Instructor(s): Audrey Macklin

For graduate students, the course number is LAW7003HF.

Note: Students who enrol in Professor Macklin's administrative law course are advised that classes will be cancelled on September 12 and September 14. She will assign readings in advance for the first class (September 7) and hold a make-up class on September 9.

Administrative agencies are a pervasive and powerful part of modern government and our daily lives. This course is a study of the ways in which courts review public decision-making bodies that are not courts. The primary focus is the doctrine of judicial review of administrative action, and the influences that have shaped this doctrine and its application. A secondary focus is the evolution of governance through regulation.
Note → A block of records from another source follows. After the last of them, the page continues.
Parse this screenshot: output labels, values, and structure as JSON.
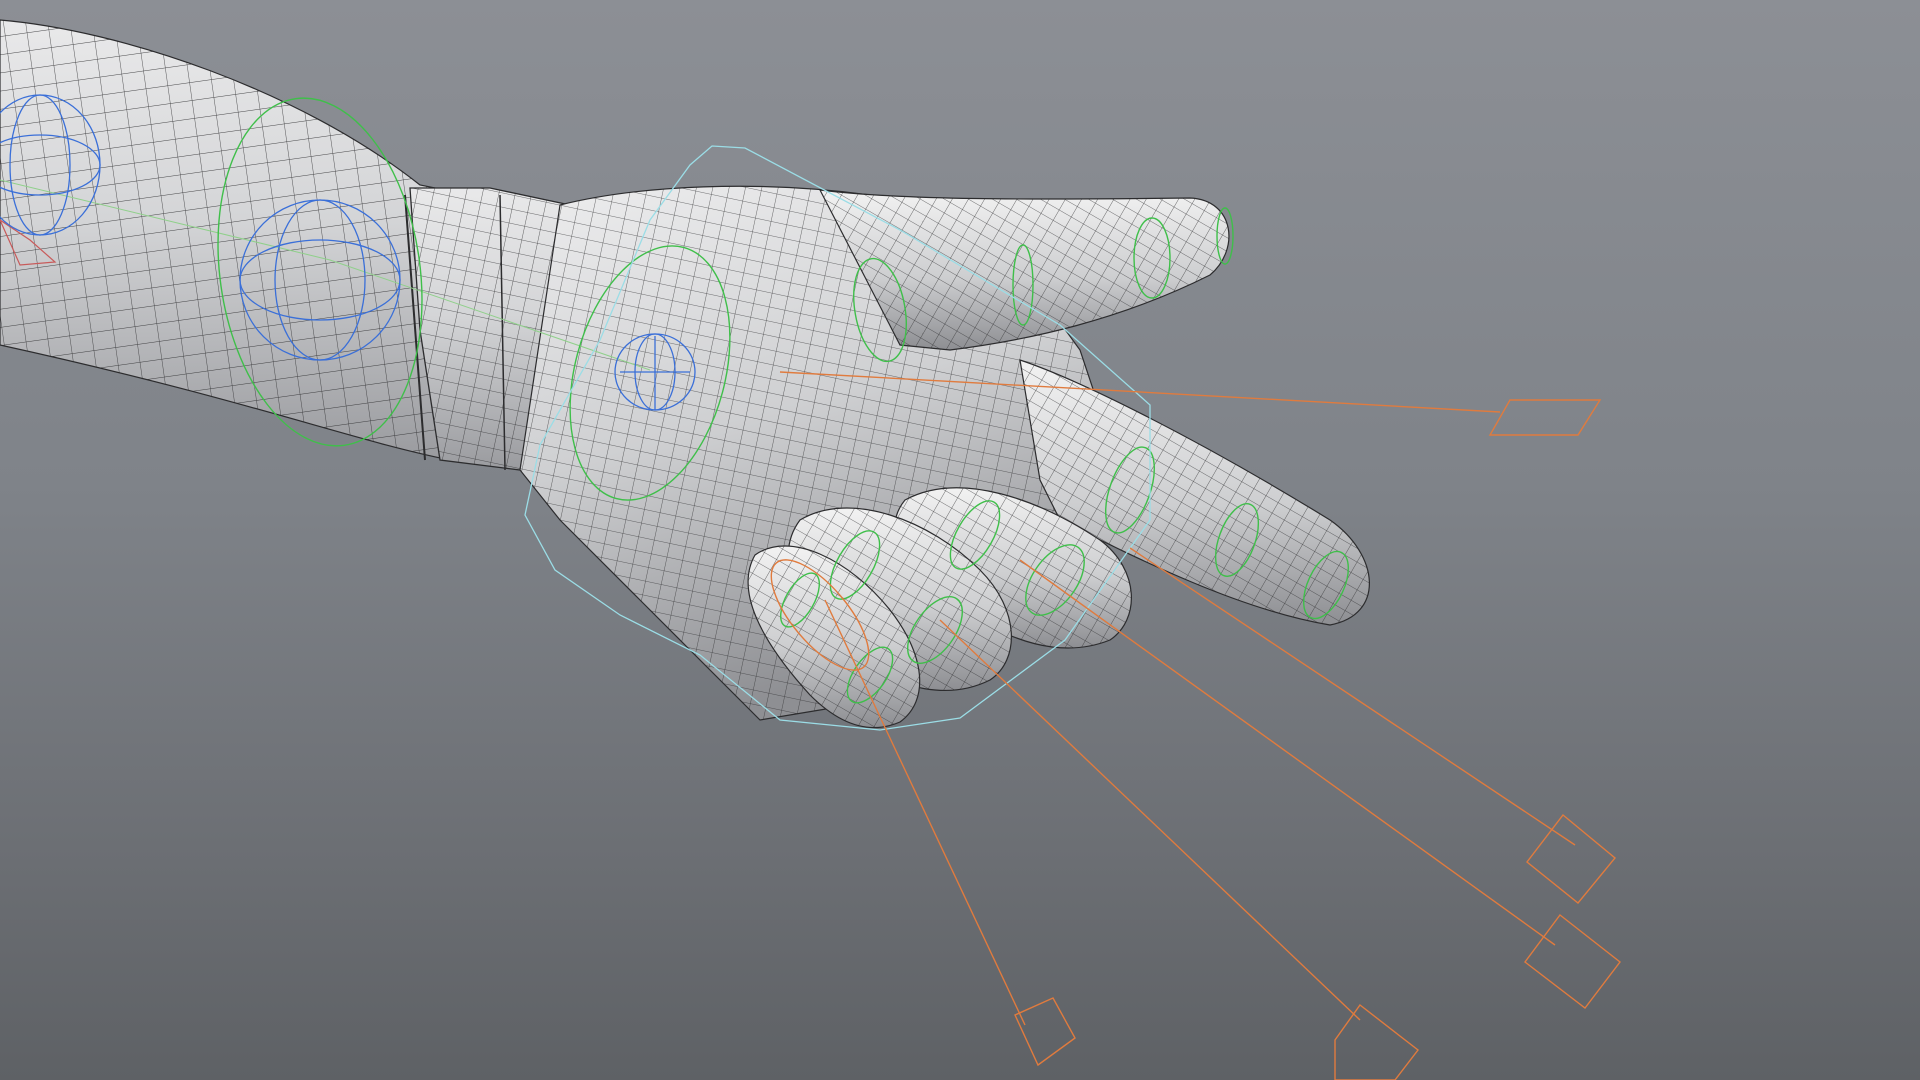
{
  "viewport": {
    "background_top": "#8c8f95",
    "background_bottom": "#5e6165"
  },
  "scene": {
    "mesh": {
      "fill": "#c9cacd",
      "highlight": "#f0f0f0",
      "shadow": "#8f9094",
      "wire_color": "#2c2c2e"
    },
    "rig_colors": {
      "fk_control": "#3fbf4a",
      "joint": "#3a6fd8",
      "hand_control": "#9bdde6",
      "ik_control": "#e07b3e",
      "bone_line": "#b25b5b"
    }
  }
}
There are three major divisions:
1. Procedures: when and to whom does a public body owe a legal ‘duty of fairness’, and what is the content of that duty?
2. The merits of decisions: to what extent should courts review decisions of agencies that seem wrong, because an agency made a mistake in interpretation of a statute, because it made a mistake about facts, or because it exercised discretion improperly or unreasonably?
3. Remedies: what are they, and who may claim them?
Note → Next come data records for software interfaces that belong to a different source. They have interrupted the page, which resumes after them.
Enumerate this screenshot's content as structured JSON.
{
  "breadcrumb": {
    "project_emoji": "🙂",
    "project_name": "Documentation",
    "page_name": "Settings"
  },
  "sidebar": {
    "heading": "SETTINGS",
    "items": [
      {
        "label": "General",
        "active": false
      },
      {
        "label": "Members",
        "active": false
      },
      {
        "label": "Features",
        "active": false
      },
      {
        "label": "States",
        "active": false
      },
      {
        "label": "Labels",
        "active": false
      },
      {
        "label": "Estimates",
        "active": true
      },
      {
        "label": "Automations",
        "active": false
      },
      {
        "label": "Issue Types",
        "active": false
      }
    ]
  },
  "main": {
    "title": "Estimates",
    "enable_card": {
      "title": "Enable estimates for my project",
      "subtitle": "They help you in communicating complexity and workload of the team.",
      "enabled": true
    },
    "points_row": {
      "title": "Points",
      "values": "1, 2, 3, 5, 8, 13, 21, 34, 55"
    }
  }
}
Throughout the course, two major themes are the rule of law and the appropriate role of the courts. What are the strengths and limits of the courts and the agencies that should shape the scope and intensity of review?

There will be a 100% final 3 hour, in-class, open book exam. The instructor may distribute reading materials in advance of the exam that students can bring to the exam.
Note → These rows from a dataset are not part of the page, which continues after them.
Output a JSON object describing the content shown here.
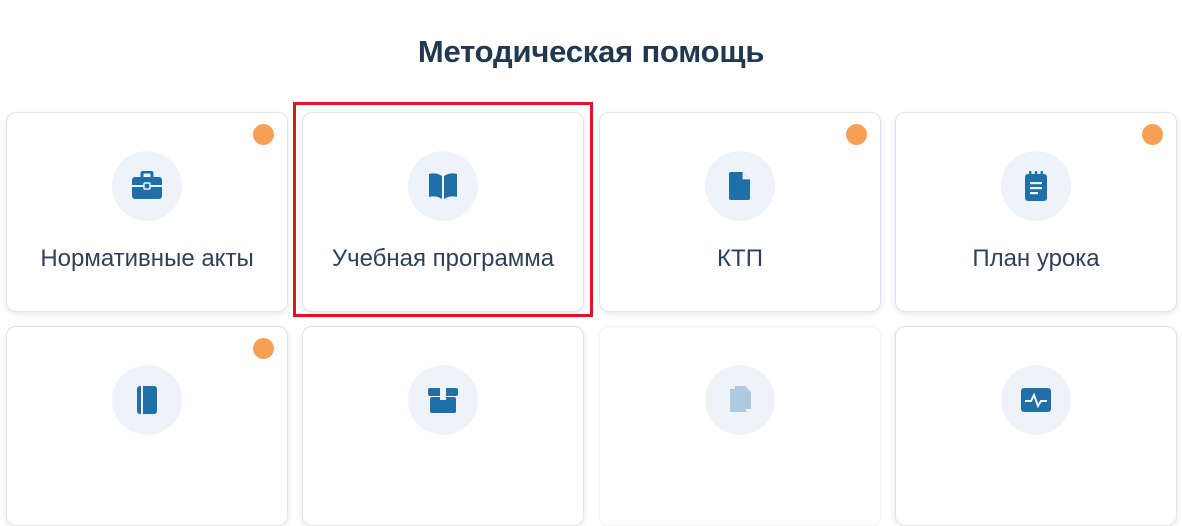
{
  "title": "Методическая помощь",
  "accent_color": "#1f6fa8",
  "badge_color": "#f7a055",
  "cards": [
    {
      "label": "Нормативные акты",
      "icon": "briefcase-icon",
      "badge": true
    },
    {
      "label": "Учебная программа",
      "icon": "book-icon",
      "badge": false,
      "highlighted": true
    },
    {
      "label": "КТП",
      "icon": "document-icon",
      "badge": true
    },
    {
      "label": "План урока",
      "icon": "notepad-icon",
      "badge": true
    },
    {
      "label": "",
      "icon": "notebook-icon",
      "badge": true
    },
    {
      "label": "",
      "icon": "box-icon",
      "badge": false
    },
    {
      "label": "",
      "icon": "documents-icon",
      "badge": false
    },
    {
      "label": "",
      "icon": "activity-icon",
      "badge": false
    }
  ]
}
At a Glance

First Term


76 JD


M: 10:30 - 12:20
W: 10:30 - 12:20